It’s so fulfilling, so empowering. And I can fucking wrestle. I can wrestle even better this year than I could last year. What a weird thing! I do feel this role on GLOW is the role of a lifetime. I feel so proud of this role. Even working on it, it was the most fulfilled I’ve ever been on a job. Similar to Ruth, I feel like I get to show some different side of myself. This job alone feels like a moment, to me.

On how wrestling helped her learn to be confident: 

Learning how to wrestle was so empowering. You have to run at everything full force or you could get seriously injured. I do feel like I carry that confidence everywhere I go now. 

On why the role in GLOW appealed to her:

It really fulfilled everything I was looking for as an actor. It has comedy. It has drama and physical action, unlike any I had done before. It felt very exciting and different. 

On working with mostly women on the GLOW set: 

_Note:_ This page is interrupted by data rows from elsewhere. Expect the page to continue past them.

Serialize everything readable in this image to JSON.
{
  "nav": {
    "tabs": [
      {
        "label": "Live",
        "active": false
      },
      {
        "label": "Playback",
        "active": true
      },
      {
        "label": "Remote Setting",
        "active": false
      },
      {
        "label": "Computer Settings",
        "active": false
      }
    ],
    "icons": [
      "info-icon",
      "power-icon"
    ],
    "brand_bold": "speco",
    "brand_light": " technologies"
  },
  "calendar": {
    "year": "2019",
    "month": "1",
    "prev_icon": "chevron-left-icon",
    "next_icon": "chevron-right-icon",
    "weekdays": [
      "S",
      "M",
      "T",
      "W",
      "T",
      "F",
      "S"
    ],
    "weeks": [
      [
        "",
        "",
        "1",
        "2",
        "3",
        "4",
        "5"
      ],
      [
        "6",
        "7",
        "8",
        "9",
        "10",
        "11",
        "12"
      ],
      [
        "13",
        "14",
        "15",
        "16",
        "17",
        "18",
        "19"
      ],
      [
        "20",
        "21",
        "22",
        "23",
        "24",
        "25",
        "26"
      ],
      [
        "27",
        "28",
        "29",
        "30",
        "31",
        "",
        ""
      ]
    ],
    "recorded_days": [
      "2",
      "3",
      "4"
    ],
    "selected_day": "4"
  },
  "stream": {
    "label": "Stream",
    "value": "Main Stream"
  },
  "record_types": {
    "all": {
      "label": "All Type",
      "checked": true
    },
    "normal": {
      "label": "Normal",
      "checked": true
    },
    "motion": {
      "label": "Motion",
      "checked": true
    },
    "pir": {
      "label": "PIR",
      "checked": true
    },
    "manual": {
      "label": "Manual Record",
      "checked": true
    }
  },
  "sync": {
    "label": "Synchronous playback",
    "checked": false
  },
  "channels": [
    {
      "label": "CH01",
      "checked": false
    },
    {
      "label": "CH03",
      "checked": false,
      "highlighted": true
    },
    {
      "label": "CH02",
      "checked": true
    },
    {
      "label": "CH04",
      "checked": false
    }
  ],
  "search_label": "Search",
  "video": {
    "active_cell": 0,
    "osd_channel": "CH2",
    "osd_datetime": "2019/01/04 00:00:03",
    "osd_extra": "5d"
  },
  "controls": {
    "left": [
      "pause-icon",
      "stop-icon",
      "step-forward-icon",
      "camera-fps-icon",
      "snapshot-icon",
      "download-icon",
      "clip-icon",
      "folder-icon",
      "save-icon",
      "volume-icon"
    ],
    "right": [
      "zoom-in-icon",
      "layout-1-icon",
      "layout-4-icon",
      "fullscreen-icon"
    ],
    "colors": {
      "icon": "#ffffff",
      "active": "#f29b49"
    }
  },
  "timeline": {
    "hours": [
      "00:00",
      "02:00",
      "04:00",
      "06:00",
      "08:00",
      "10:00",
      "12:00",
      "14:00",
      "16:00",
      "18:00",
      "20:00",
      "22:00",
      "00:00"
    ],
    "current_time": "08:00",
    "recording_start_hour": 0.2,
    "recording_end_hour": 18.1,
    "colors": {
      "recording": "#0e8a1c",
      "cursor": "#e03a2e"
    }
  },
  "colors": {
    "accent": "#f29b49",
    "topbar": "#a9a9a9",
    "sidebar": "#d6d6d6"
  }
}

It’s interesting to me because I’ve always felt very comfortable on sets, and I love it, and I love working with men, and – even if I was aware of being sexualized – it has never really bothered me. But the absence of that was totally amazing. It was just very freeing, and very important for this kind of job, because we were taking such big risks physically in the ring, and with our characters. It made for a lot of amazing discoveries, because people just felt empowered to take bigger risks.

This interview has been editing and condensed from multiple sources.